Each morning, Neal wakes up from his bunk at Catholic Charities’ Higher Ground Saint Paul and begins his day. He doesn’t have any place he needs to be, but he wants to be prepared for when he goes back to work.
“I do intend to go back to work, and that’s one of the things that helps me,” he said while sitting in an employment office at Catholic Charities’ Mary Hall.
There, the 61-year-old works with employment specialist Katy Brandt. They have completed his resume and now Neal is often found in the Mary Hall computer lab searching for jobs or completing assessments to narrow down the best opportunities for his interests and abilities.
Finding a job at any age can be challenging, but often more so for seniors. Seniors are the fastest growing age group of Minnesotans experiencing homelessness—increasing 59 percent between 2009 and 2015 at Catholic Charities. One in every five shelter guests is 55-years-old and older.
Still, Neal has years of experience and good qualifications, including a Minnesota Commercial Drivers License. Over the years he has driven hotel shuttles, been a driver for Metro Mobility and spent more than 20 years working in hospitals pushing stretchers and the like. He’s also got talent as a former drummer and theater actor. He strives to accentuate the positive.
Neal has been homeless for about a decade. His path to homelessness is a complicated one, coming from broken relationships, job losses and other factors.
“A lot of things went wrong in my life,” he said. “Dealing with my situation, dealing with where I am, is a mental thing.”
To remain positive, he works to stay busy, and to keep culture in his life. He often walks over to the Minnesota History Center to look at exhibits during their free hours each Tuesday. While he remains unemployed, working with his employment counselor has made a profound, positive difference.
“My life is in a positive trajectory because of my association with this lady and that’s the way it is,” he said. “Everybody wants to do better, especially when you’re in a situation like this. That’s Katy, she’s a kick in the pants and she empowers me.”
When asked what he’s most proud of, Neal is quick to mention his son. “That’s my heart and soul,” he said of the recent graduate of Southwest State University in Marshall.
Neal said he’s also proud of himself, and how far he has come thanks to the opportunities provided to him.
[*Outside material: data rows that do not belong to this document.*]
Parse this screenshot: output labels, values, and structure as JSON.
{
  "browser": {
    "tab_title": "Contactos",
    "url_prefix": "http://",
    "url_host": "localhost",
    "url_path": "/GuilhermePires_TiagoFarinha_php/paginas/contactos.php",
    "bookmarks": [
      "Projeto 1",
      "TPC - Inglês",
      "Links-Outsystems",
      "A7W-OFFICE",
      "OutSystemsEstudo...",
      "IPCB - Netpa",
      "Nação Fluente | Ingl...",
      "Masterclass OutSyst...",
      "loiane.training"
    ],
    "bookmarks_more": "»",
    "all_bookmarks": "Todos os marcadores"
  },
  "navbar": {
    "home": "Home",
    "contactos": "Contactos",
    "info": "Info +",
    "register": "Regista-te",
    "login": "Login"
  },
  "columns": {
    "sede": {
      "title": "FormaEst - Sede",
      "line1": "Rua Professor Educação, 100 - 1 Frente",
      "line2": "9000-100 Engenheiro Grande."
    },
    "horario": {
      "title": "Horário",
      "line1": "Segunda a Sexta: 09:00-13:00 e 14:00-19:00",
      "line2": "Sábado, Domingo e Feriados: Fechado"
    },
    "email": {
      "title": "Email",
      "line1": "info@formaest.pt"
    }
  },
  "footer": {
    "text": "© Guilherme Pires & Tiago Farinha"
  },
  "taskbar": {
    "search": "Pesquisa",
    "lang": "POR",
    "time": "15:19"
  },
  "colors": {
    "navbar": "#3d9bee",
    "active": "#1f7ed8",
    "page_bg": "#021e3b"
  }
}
“I had dreams and goals like everyone else. The route I look, those steps I took brought me here. I’m the cause of me being here. I do realize that. Anybody could end up being homeless,” he said.